The cost of premium content is ever increasing, and more companies, some with little previous footprint in media, are expanding their services into the TV space. As more and more viewers turn towards mobile screens to watch video and access TV content, OTT might just prove to be a solution for these challenges.
The capability of some online video platforms to manage live, linear and on-demand content over various devices seamlessly enables content owners to develop and plan their content across screens as one complete viewing experience, instead of looking at every delivery method individually. Complex sports events such as the Olympics can be a good example of how content rights owners can maximise the OTT opportunity. The decision as to which sports will be broadcast live on linear channels is no longer as difficult to make as before.
With the ability to show content on a second and even third screen, the main consideration becomes more a case of establishing which screen will provide the best possible viewer experience and engage with the viewer in the most convenient way. For example, the main linear channel might broadcast team sports for the large TV screen where image resolution and detail are key components of the experience, while sports like athletics or gymnastics might be available only over mobile devices enhanced with relevant data and commentary.
With the support of the OTT platform, it is possible to create temporary channels, for example, focusing on a particular sport and showcasing live games and sports highlights, additional interviews and even flashbacks to previous Olympics. The reuse and repurposing of content creates more and new monetisation opportunities. Content owners can create flexible and dynamic content packages, such as offering subscription-based access to individual sports or live events. Nevertheless, to be able to execute on all of this, media companies need to ensure that their OTT platforms will enable them to publish various forms of content without significantly more effort, and ensure that the content management process is effectively integrated with their product, customer management and billing systems.

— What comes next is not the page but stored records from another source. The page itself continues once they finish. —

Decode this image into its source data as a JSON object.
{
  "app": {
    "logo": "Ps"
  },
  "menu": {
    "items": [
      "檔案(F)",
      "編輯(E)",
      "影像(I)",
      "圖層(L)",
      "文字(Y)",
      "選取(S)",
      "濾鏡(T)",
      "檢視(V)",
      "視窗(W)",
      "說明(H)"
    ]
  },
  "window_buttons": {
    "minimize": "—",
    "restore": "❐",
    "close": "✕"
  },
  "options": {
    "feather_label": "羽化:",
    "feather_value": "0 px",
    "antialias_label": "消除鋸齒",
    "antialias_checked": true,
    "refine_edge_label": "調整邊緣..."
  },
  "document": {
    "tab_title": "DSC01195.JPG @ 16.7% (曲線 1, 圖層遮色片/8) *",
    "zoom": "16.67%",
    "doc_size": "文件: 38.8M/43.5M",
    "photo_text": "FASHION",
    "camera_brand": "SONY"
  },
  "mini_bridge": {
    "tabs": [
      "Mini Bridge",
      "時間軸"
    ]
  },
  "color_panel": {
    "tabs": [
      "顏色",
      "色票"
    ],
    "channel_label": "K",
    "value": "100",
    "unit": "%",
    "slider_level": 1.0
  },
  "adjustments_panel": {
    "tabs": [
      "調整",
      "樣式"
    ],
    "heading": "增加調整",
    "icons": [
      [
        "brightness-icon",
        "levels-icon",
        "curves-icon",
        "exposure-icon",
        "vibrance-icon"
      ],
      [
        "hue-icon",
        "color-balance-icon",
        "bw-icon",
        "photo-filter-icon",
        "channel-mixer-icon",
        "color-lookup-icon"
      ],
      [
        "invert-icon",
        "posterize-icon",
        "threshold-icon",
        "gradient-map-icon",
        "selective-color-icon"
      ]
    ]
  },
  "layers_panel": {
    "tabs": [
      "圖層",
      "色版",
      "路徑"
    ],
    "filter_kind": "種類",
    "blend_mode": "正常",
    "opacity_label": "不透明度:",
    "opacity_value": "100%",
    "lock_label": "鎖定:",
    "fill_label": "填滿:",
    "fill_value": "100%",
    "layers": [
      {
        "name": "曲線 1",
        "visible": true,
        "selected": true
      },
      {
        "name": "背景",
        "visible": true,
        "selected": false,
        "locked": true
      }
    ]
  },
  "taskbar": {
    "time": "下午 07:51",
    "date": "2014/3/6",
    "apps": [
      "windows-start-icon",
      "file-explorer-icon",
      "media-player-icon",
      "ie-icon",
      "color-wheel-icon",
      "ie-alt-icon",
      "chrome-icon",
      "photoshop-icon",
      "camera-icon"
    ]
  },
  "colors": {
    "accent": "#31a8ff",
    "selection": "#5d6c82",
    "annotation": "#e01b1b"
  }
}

Having the content available across all screens may not be enough to guarantee that viewers will tune in or tap in to watch. A new approach is needed to attract attention and bring audiences to the desired screens. With all the content already available in an OTT platform and managed from a single screen, it is now easier than ever before to create clips and teasers that can be immediately shared on social networks or published to YouTube. This functionality can become a powerful tool to make highlights available to a larger or a targeted audience and drive them to the application showing the live events as they are happening. It is an approach that has been used in linear television for many years through the creation of trailers and short form content, but the advantages of OTT are the immediacy and ease with which viewers can access the content live.
However, this puts an extra requirement on media companies: to be able to create content clips as the events unfold and monitor social media activity and viewer preferences and behaviours in real time. While the former depends largely on production and editorial capabilities, the latter can be facilitated to a larger extent by using the data available in the OTT platform. Data which can identify the most viewed content, the average duration of viewing, types of devices used, and even location can prove to be a valuable source of insight in making sure that the highlight clips are relevant for the audience.
The complexity of the technology and implementation of an OTT service might seem daunting, but the many new opportunities it can create for media companies are the biggest incentives for the development of such services, especially when they can be launched in an efficient manner with control over operational risk. With the right amount of creativity and a deep understanding of viewer behaviour, OTT can prove to be a powerful tool to satisfy the growing number of content-hungry mobile-native audiences.
By Stan Dimitrov, product marketing manager, OTT, Ericsson